** TASK DESCRIPTION **
Which lines in the data below contain the word "Profiler"? Copy each of them.

————

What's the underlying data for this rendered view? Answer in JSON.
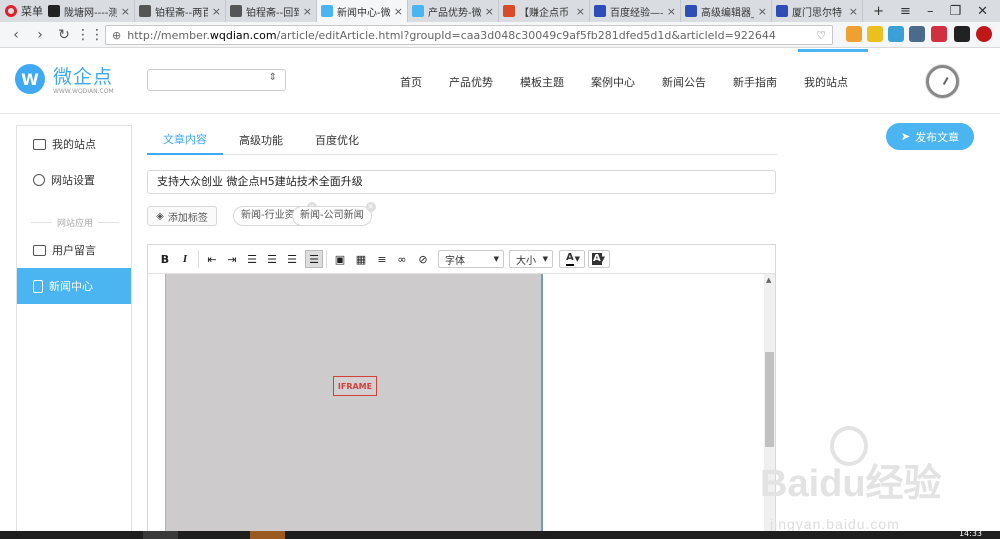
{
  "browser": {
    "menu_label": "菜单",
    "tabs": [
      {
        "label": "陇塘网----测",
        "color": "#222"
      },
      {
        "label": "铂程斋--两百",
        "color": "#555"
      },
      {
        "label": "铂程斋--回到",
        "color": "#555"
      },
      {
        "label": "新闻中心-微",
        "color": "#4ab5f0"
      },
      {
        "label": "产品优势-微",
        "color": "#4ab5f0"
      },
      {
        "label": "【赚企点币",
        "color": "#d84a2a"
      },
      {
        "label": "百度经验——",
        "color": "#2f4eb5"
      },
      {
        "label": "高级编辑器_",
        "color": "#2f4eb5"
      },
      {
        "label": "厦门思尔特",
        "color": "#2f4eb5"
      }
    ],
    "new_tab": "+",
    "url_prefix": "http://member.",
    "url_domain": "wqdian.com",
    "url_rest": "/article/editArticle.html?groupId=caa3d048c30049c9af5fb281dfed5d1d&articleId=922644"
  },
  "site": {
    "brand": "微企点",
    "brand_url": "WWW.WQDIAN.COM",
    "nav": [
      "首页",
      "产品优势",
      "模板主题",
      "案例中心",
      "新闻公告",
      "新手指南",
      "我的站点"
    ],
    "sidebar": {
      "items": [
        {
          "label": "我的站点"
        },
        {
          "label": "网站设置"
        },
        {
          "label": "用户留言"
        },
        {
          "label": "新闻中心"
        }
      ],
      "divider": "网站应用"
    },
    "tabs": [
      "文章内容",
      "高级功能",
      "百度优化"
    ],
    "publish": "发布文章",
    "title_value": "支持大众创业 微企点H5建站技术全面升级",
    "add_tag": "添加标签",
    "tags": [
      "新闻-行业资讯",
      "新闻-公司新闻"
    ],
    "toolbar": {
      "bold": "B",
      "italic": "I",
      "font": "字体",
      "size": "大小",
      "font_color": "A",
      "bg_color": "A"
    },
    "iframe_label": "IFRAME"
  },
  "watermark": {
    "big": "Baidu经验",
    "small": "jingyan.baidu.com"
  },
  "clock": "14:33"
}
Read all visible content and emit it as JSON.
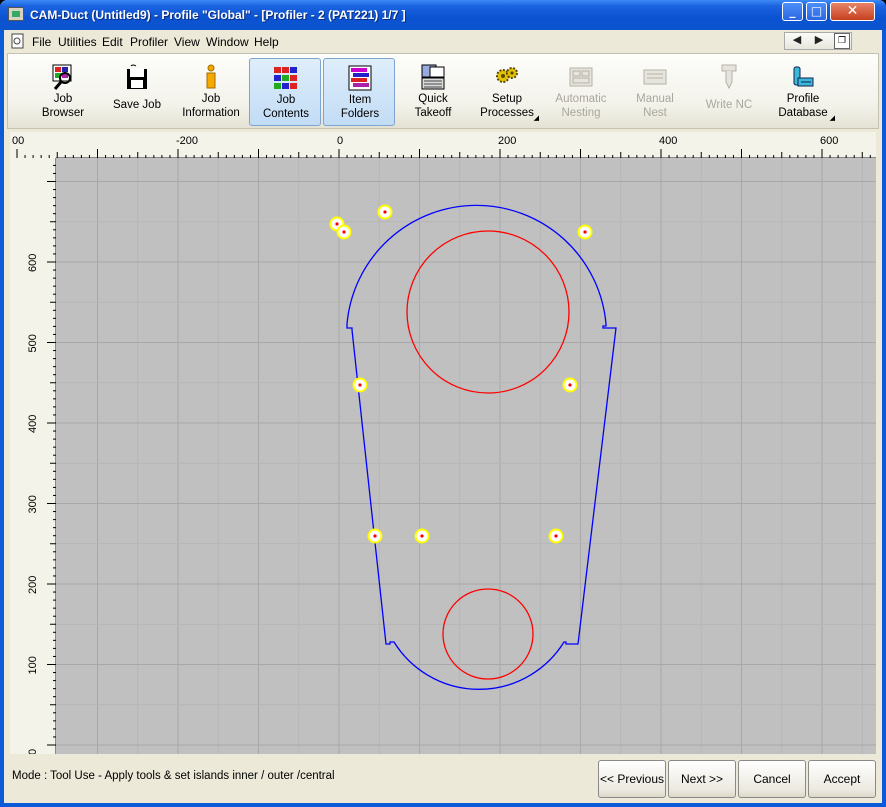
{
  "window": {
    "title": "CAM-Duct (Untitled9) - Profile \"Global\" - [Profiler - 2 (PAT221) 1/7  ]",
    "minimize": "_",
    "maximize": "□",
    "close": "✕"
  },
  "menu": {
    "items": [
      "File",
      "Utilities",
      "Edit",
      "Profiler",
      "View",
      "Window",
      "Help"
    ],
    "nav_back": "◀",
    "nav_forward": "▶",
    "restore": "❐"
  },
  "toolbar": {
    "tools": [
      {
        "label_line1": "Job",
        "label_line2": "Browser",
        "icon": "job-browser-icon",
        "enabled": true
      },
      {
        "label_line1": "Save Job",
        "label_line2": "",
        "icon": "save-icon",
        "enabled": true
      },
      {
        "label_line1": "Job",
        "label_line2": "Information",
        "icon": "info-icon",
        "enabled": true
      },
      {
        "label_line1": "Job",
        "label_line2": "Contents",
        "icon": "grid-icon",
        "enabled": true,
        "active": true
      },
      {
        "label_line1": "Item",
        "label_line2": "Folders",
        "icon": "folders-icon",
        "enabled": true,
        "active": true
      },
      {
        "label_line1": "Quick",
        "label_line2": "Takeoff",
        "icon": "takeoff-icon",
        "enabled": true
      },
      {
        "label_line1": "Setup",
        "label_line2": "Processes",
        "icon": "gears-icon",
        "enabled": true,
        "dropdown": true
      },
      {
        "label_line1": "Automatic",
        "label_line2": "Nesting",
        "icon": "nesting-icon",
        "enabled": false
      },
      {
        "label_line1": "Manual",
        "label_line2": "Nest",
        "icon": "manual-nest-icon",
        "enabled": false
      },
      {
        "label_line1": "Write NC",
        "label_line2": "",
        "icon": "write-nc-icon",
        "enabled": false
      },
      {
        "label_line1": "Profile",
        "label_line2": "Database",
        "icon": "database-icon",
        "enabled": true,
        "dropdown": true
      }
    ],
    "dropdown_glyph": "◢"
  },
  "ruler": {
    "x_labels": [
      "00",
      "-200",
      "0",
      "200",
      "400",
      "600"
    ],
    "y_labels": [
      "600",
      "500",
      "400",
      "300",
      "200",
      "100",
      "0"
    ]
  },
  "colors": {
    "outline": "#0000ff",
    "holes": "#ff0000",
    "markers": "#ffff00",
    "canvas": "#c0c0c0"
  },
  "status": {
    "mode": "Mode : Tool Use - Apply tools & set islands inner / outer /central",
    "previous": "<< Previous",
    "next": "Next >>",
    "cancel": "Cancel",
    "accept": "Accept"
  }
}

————

** RESULT **
    "title": "CAM-Duct (Untitled9) - Profile \"Global\" - [Profiler - 2 (PAT221) 1/7  ]",
      "Profiler",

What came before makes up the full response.